Marcel Thieliant, head of Asia-Pacific at Capital Economics, commented that the Bank of Japan has been expecting the recent pay hikes from spring wage negotiations to eventually boost services inflation. However, there is currently little evidence of this happening.

The outlook for inflation is further complicated by a renewed rise in crude oil prices and the impact of a weak yen on import costs.
According to analysts, there is an expectation for core CPI to increase to around 3% later this month due to the rise in raw material costs. However, this could potentially have a negative impact on consumption and discourage companies from raising prices. As a result, this could hinder the Bank of Japan’s efforts to maintain a sustainable 2% target for underlying, demand-driven inflation.

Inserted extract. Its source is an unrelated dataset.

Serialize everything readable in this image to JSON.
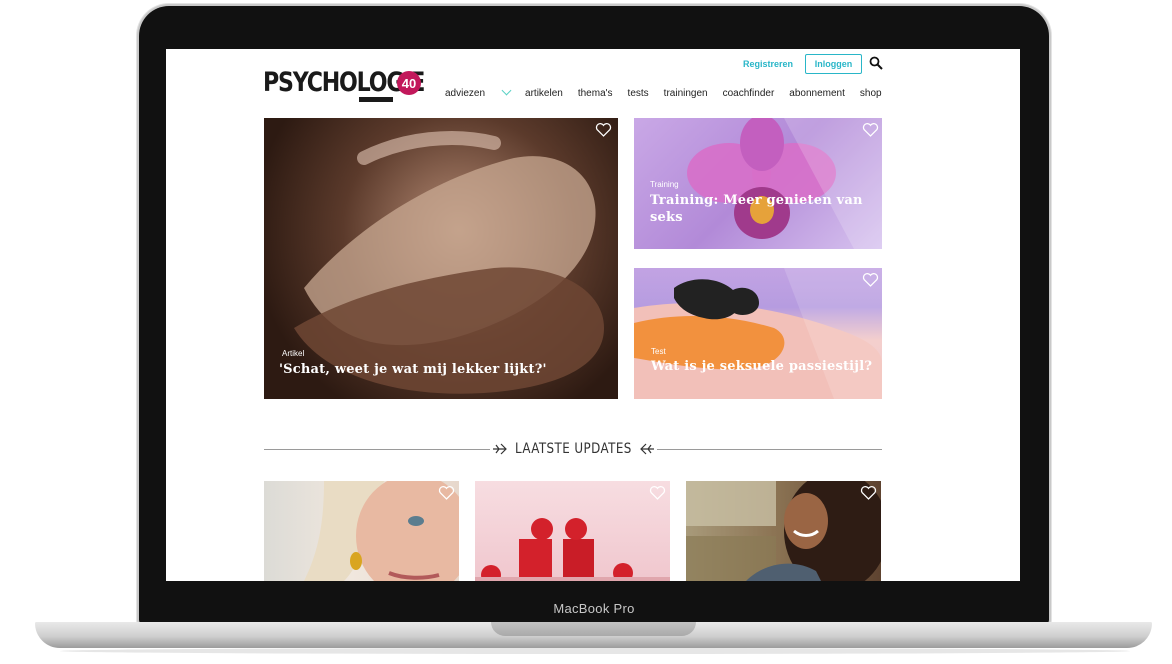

Takeshi Minami, the chief economist at Norinchukin Research, stated that real wage growth in Japan remains weak and there is no data confirming an acceleration in demand-driven inflation. He believes that the Bank of Japan is unlikely to raise rates again until at least October-December this year.

In a significant shift away from a decade-long radical stimulus program, the Bank of Japan exited negative rates and bond yield control in March. With inflation surpassing its 2% target for the past two years, the bank has hinted at the possibility of raising short-term rates to a level that neither cools nor overheats the economy, estimated by analysts to be somewhere between 1-2%.
As per the views of economists, it is anticipated that the Bank of Japan (BOJ) will increase interest rates to 0.25% sometime this year, although there is disagreement on whether this will happen in July or later in the year.

BOJ Governor Kazuo Ueda has stated that the central bank will only raise rates if it becomes more confident that inflation will consistently reach 2%, driven by strong domestic demand and higher wages.

However, there are concerns due to recent signs of weakness in consumption. In the first quarter, Japan’s economy contracted, partly due to a 0.7% decline in consumption. Rising living costs have deterred households from increasing their spending, which is a cause for worry.